Problem to solve
Return the data below in full, exactly as it stands.

Data extracted from a collection
------------------------------
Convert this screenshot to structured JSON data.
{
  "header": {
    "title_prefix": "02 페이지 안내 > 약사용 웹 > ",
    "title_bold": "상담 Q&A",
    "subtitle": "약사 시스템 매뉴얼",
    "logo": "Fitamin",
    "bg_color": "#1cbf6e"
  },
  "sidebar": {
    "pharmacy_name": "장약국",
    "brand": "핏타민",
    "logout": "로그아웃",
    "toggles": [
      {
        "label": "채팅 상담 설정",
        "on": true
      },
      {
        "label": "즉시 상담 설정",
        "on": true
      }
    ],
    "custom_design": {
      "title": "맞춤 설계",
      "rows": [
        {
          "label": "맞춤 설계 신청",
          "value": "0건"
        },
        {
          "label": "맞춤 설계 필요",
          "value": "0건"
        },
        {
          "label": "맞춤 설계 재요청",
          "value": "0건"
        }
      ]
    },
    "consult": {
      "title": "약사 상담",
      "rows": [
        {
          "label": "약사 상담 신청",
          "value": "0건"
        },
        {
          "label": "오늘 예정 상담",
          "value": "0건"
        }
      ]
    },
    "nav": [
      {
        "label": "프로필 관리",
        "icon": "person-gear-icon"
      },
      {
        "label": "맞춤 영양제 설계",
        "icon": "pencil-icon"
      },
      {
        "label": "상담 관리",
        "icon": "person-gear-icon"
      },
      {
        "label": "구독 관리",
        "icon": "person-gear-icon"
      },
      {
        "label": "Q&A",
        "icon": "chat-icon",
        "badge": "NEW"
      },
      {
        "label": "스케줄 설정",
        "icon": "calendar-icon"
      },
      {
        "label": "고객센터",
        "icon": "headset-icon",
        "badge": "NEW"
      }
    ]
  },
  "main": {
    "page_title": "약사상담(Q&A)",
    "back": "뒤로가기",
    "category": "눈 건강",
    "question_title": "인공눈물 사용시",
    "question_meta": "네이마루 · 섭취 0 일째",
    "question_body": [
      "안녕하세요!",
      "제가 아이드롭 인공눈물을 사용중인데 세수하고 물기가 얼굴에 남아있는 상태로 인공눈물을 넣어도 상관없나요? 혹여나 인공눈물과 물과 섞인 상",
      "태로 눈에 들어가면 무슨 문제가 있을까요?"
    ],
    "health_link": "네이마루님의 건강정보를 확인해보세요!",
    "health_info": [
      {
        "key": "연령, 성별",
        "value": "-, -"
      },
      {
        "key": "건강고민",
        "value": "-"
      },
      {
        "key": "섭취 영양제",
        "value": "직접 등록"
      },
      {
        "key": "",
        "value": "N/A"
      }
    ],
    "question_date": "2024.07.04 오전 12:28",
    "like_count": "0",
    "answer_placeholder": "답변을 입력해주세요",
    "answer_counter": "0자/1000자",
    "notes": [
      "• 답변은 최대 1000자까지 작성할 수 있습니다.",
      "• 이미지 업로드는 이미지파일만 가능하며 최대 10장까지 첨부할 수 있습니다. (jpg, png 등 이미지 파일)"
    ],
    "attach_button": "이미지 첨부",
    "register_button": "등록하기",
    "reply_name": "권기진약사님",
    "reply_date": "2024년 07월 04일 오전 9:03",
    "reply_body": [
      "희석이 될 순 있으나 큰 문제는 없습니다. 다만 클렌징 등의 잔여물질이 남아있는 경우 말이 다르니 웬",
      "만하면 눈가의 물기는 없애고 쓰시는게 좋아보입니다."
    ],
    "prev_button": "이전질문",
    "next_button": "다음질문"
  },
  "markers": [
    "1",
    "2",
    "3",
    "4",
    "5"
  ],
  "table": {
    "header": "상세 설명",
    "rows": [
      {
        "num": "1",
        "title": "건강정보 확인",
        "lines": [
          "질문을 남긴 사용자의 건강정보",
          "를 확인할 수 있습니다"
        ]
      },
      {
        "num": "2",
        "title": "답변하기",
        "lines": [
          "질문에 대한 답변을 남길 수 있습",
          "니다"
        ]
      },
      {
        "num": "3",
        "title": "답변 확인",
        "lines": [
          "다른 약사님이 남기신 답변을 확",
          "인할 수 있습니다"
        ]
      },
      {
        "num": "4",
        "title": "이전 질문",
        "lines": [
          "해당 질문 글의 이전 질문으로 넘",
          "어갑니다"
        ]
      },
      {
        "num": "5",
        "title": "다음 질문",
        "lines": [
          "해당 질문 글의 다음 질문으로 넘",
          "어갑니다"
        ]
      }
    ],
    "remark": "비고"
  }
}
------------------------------
Solution
Convert this screenshot to structured JSON data.
{
  "header": {
    "title_prefix": "02 페이지 안내 > 약사용 웹 > ",
    "title_bold": "상담 Q&A",
    "subtitle": "약사 시스템 매뉴얼",
    "logo": "Fitamin",
    "bg_color": "#1cbf6e"
  },
  "sidebar": {
    "pharmacy_name": "장약국",
    "brand": "핏타민",
    "logout": "로그아웃",
    "toggles": [
      {
        "label": "채팅 상담 설정",
        "on": true
      },
      {
        "label": "즉시 상담 설정",
        "on": true
      }
    ],
    "custom_design": {
      "title": "맞춤 설계",
      "rows": [
        {
          "label": "맞춤 설계 신청",
          "value": "0건"
        },
        {
          "label": "맞춤 설계 필요",
          "value": "0건"
        },
        {
          "label": "맞춤 설계 재요청",
          "value": "0건"
        }
      ]
    },
    "consult": {
      "title": "약사 상담",
      "rows": [
        {
          "label": "약사 상담 신청",
          "value": "0건"
        },
        {
          "label": "오늘 예정 상담",
          "value": "0건"
        }
      ]
    },
    "nav": [
      {
        "label": "프로필 관리",
        "icon": "person-gear-icon"
      },
      {
        "label": "맞춤 영양제 설계",
        "icon": "pencil-icon"
      },
      {
        "label": "상담 관리",
        "icon": "person-gear-icon"
      },
      {
        "label": "구독 관리",
        "icon": "person-gear-icon"
      },
      {
        "label": "Q&A",
        "icon": "chat-icon",
        "badge": "NEW"
      },
      {
        "label": "스케줄 설정",
        "icon": "calendar-icon"
      },
      {
        "label": "고객센터",
        "icon": "headset-icon",
        "badge": "NEW"
      }
    ]
  },
  "main": {
    "page_title": "약사상담(Q&A)",
    "back": "뒤로가기",
    "category": "눈 건강",
    "question_title": "인공눈물 사용시",
    "question_meta": "네이마루 · 섭취 0 일째",
    "question_body": [
      "안녕하세요!",
      "제가 아이드롭 인공눈물을 사용중인데 세수하고 물기가 얼굴에 남아있는 상태로 인공눈물을 넣어도 상관없나요? 혹여나 인공눈물과 물과 섞인 상",
      "태로 눈에 들어가면 무슨 문제가 있을까요?"
    ],
    "health_link": "네이마루님의 건강정보를 확인해보세요!",
    "health_info": [
      {
        "key": "연령, 성별",
        "value": "-, -"
      },
      {
        "key": "건강고민",
        "value": "-"
      },
      {
        "key": "섭취 영양제",
        "value": "직접 등록"
      },
      {
        "key": "",
        "value": "N/A"
      }
    ],
    "question_date": "2024.07.04 오전 12:28",
    "like_count": "0",
    "answer_placeholder": "답변을 입력해주세요",
    "answer_counter": "0자/1000자",
    "notes": [
      "• 답변은 최대 1000자까지 작성할 수 있습니다.",
      "• 이미지 업로드는 이미지파일만 가능하며 최대 10장까지 첨부할 수 있습니다. (jpg, png 등 이미지 파일)"
    ],
    "attach_button": "이미지 첨부",
    "register_button": "등록하기",
    "reply_name": "권기진약사님",
    "reply_date": "2024년 07월 04일 오전 9:03",
    "reply_body": [
      "희석이 될 순 있으나 큰 문제는 없습니다. 다만 클렌징 등의 잔여물질이 남아있는 경우 말이 다르니 웬",
      "만하면 눈가의 물기는 없애고 쓰시는게 좋아보입니다."
    ],
    "prev_button": "이전질문",
    "next_button": "다음질문"
  },
  "markers": [
    "1",
    "2",
    "3",
    "4",
    "5"
  ],
  "table": {
    "header": "상세 설명",
    "rows": [
      {
        "num": "1",
        "title": "건강정보 확인",
        "lines": [
          "질문을 남긴 사용자의 건강정보",
          "를 확인할 수 있습니다"
        ]
      },
      {
        "num": "2",
        "title": "답변하기",
        "lines": [
          "질문에 대한 답변을 남길 수 있습",
          "니다"
        ]
      },
      {
        "num": "3",
        "title": "답변 확인",
        "lines": [
          "다른 약사님이 남기신 답변을 확",
          "인할 수 있습니다"
        ]
      },
      {
        "num": "4",
        "title": "이전 질문",
        "lines": [
          "해당 질문 글의 이전 질문으로 넘",
          "어갑니다"
        ]
      },
      {
        "num": "5",
        "title": "다음 질문",
        "lines": [
          "해당 질문 글의 다음 질문으로 넘",
          "어갑니다"
        ]
      }
    ],
    "remark": "비고"
  }
}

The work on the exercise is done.